It was a brazen move by a reviled dictator: Last Sunday, Belarusian dictator Alexander Lukashenko used the ploy of a fake bomb threat to scramble a military jet and have it force a commercial airliner to land in Minsk. On the plane was dissident journalist Roman Protasevich, who was promptly arrested along with his Russian girlfriend. The move was met with internatioal outrage. But outrage is not enough, as David J. Kramer and Eric Edelman argue. The West should move to designate Lukashenko as a terrorist, for starters. But democratic nations also need to deal with Vladimir Putin, who backs Lukashenko. “Left unaddressed, this move by Lukashenko creates an incredibly dangerous precedent and it will only be a matter of time before other authoritarian leaders repeat Lukashenko’s gambit,” they write.
And here’s the best of the rest:
In Vital Interests, Tom Joscelyn addresses the elephant in the room: The lab-leak theory is gaining credence, only the Chinese Communist Party knows the true origins of our pandemic, and they ain’t talking.
The delays in the vote for the January 6 commission kept Haley from reporting on its failure in the Senate, but she’s got a great item on progress—or lack thereof—on the infrastructure front in Uphill.
Both parties have demonstrated an unwillingness to discuss entitlement reform for years. But Brian Riedl reports on a bipartisan proposal to shore up Social Security and Medicare that is modest but has real potential.
I wish you could have seen the look on the boss’s face when Alec told him I had signed off on a piece in which he would try to cook and eat cicadas. But Steve acknowledged that we’re all about reporting, and so this well-reported piece would fit our mission. Check out the results!
Remember last week we told you The Hangover was coming? It’s out!

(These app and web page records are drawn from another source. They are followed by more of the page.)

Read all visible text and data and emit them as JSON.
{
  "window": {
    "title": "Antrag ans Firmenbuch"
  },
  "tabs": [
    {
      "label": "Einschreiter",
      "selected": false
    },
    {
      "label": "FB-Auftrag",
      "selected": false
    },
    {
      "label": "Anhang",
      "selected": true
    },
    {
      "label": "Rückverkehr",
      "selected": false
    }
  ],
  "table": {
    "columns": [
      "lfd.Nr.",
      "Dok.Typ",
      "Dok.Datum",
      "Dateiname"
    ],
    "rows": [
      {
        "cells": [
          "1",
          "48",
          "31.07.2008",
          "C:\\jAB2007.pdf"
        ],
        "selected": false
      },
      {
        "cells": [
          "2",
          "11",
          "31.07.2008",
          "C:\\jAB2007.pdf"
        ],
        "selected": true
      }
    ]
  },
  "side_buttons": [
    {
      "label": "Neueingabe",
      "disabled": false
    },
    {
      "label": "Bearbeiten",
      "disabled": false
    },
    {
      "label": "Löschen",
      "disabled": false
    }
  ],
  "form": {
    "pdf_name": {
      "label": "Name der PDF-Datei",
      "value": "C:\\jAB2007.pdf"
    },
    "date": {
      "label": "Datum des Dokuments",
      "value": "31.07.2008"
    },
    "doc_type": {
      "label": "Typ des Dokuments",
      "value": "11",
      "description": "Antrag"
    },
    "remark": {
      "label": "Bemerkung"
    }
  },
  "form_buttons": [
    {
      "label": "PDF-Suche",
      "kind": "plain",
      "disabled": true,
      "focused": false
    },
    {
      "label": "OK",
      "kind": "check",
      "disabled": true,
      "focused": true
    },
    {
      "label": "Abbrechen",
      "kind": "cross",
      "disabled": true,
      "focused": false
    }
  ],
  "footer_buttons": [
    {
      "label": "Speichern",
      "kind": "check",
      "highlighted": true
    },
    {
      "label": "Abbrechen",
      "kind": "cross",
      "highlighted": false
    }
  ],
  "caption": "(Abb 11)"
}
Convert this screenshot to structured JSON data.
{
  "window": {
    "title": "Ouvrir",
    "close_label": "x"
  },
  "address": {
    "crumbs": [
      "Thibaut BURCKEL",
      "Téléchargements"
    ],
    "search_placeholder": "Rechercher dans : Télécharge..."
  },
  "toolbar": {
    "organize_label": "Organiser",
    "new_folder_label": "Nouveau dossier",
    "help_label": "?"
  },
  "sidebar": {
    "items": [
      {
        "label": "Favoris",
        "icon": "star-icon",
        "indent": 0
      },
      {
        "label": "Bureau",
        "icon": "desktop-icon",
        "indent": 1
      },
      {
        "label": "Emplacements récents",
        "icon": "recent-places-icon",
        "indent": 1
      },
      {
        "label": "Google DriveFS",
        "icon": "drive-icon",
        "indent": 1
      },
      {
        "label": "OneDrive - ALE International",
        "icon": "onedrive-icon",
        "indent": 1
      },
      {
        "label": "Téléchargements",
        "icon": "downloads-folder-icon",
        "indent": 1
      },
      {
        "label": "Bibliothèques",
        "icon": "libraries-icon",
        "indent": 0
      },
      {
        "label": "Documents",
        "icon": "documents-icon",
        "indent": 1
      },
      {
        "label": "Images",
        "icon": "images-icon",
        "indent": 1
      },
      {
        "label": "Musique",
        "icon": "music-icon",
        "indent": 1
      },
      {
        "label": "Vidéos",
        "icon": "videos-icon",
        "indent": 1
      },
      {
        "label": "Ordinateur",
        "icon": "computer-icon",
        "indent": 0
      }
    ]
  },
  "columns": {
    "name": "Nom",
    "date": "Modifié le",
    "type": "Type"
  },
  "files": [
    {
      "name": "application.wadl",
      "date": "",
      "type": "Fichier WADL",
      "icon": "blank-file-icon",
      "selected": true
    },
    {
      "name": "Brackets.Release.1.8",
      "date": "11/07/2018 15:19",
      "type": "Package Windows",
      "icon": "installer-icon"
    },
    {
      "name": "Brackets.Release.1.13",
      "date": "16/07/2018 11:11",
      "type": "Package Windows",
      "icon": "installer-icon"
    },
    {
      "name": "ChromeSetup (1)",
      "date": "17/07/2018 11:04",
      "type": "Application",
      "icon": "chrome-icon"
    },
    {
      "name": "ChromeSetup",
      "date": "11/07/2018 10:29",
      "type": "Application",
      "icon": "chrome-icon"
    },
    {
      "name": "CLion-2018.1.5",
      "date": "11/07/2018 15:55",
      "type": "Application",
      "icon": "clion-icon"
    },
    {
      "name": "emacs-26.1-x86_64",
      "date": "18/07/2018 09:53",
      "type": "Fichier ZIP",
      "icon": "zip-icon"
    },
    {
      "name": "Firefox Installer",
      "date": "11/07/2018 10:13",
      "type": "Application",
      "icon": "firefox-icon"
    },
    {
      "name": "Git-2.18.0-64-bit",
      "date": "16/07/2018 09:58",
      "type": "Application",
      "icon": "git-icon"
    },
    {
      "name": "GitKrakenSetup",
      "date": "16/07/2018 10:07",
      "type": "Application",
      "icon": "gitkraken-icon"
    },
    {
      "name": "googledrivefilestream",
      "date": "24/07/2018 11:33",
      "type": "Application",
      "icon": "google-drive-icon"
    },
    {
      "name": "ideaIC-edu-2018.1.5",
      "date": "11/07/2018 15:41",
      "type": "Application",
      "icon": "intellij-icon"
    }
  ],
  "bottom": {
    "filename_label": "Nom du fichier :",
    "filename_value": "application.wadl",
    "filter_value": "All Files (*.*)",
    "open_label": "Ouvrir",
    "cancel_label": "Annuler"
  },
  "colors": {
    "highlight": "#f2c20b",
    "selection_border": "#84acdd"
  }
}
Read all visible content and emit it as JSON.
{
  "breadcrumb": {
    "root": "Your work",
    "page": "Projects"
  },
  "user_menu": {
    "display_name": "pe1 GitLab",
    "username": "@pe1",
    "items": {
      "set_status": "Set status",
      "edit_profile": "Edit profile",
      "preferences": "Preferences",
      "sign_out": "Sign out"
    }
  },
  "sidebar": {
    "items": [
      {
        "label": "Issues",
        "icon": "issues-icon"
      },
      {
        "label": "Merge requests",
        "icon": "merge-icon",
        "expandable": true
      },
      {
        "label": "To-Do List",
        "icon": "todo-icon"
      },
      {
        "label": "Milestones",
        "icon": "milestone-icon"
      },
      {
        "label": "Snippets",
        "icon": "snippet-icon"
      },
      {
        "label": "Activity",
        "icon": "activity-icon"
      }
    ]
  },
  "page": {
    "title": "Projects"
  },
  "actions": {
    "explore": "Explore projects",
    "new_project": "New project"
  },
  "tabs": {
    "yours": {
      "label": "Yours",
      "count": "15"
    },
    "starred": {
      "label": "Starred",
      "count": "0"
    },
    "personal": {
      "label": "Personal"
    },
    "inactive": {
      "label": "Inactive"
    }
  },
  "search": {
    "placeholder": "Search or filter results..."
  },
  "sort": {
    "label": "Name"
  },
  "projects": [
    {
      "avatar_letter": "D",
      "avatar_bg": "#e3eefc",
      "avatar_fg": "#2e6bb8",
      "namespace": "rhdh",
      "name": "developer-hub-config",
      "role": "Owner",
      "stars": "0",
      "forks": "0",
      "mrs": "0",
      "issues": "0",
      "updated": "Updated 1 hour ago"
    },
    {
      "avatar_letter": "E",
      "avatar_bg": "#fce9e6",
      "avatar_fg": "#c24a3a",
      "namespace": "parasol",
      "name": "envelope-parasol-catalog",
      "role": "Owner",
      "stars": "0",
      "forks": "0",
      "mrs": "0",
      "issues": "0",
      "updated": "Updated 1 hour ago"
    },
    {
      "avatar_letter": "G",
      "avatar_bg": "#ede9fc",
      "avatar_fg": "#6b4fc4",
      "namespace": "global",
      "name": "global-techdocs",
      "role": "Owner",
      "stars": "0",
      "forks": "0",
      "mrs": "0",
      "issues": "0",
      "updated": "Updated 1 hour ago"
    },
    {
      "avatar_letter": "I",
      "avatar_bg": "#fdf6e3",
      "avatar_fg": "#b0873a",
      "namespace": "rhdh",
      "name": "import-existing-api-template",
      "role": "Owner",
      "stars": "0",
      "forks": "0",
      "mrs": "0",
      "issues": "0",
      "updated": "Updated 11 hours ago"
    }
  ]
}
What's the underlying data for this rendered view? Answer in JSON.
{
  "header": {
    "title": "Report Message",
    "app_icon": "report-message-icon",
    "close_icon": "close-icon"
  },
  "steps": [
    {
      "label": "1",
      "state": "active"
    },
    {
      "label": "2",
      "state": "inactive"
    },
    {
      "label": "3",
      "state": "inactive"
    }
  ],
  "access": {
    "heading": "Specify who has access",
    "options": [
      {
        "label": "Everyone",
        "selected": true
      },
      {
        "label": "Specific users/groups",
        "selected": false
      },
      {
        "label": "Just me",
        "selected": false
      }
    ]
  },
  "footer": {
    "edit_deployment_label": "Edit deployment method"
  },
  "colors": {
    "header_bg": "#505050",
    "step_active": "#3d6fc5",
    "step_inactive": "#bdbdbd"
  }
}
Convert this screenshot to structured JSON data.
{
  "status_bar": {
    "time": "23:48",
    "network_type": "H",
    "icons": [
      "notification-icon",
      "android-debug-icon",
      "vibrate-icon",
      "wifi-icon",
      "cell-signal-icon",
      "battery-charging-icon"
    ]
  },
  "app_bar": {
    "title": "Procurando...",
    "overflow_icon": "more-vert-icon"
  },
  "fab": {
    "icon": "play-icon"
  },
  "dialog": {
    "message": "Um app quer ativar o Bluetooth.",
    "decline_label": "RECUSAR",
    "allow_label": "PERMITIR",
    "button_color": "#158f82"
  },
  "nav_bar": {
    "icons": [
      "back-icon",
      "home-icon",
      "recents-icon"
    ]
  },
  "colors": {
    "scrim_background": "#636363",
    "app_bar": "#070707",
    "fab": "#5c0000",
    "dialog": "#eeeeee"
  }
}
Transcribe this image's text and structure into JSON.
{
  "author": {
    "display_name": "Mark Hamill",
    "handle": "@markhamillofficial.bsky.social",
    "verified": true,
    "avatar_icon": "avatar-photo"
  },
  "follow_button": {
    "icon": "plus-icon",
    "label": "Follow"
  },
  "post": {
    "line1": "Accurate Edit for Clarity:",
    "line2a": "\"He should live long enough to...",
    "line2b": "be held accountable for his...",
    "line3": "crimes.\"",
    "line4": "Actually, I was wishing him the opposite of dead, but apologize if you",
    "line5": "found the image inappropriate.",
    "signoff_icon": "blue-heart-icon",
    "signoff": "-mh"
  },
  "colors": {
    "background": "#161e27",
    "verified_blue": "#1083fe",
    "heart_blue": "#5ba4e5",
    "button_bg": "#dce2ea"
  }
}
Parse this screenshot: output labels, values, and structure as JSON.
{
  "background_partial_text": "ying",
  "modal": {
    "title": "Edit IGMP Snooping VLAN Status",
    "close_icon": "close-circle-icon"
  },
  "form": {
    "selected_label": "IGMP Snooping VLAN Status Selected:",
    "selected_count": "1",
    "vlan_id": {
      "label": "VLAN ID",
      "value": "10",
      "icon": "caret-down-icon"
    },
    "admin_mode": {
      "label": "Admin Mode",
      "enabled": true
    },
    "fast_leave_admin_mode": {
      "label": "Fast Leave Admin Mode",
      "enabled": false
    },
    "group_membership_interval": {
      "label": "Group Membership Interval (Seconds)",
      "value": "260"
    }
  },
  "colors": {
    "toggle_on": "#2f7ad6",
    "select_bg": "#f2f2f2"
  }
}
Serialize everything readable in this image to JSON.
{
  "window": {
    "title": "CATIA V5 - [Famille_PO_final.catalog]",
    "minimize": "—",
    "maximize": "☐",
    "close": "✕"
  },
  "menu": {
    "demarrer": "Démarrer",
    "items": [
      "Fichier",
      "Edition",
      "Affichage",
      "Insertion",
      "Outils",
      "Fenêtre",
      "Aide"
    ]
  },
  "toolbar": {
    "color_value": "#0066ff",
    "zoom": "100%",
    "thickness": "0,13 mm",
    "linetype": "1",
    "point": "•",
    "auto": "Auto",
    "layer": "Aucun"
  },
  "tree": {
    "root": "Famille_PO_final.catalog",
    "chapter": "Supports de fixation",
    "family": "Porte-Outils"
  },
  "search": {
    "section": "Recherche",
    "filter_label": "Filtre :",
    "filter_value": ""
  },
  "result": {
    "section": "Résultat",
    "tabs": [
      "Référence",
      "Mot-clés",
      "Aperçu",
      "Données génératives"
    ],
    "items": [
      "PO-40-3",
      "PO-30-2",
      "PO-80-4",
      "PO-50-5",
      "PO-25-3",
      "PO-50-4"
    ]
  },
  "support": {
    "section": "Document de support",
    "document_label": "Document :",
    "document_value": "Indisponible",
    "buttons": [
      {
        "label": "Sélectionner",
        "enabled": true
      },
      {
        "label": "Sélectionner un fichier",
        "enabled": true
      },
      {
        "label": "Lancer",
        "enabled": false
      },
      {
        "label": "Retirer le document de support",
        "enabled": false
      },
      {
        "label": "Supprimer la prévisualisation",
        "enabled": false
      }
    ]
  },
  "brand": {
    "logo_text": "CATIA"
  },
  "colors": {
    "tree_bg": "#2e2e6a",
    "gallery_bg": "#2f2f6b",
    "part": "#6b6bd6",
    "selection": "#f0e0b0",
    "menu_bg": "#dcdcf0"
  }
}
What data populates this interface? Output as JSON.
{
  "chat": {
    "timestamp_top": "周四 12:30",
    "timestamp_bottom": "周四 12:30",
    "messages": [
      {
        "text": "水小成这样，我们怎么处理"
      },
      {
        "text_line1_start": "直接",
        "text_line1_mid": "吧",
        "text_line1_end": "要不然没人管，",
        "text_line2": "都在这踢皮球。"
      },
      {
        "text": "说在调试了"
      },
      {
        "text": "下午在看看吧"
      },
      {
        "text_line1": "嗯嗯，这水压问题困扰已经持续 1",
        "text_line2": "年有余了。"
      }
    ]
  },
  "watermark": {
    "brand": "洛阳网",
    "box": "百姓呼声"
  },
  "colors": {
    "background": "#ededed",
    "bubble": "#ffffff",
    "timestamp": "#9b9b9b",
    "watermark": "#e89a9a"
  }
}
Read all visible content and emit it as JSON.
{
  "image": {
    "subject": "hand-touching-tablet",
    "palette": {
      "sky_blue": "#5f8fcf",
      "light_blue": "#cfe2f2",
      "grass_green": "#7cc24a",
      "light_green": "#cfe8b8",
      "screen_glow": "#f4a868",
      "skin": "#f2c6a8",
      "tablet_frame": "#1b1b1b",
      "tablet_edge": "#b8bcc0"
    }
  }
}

Check out Chris Stirewalt’s introductory podcast and first two interviews with Eric Cantor and Richard Brookheiser, looking at what went wrong for the GOP in 2020.
On the other pods: On Advisory Opinions, David and Sarah cover Florida’s new social media law, yoga in public schools, and—while I’m a little unclear how this relates to jurisprudence—talk to Ryan and Alec about eating cicadas. Jonah discusses woke corporations and what the reaction to them says about the conservative movement in a wide-ranging solo Remnant. And on The Dispatch Podcast, the gang takes a look at which parts of Biden’s agenda might actually make it into law.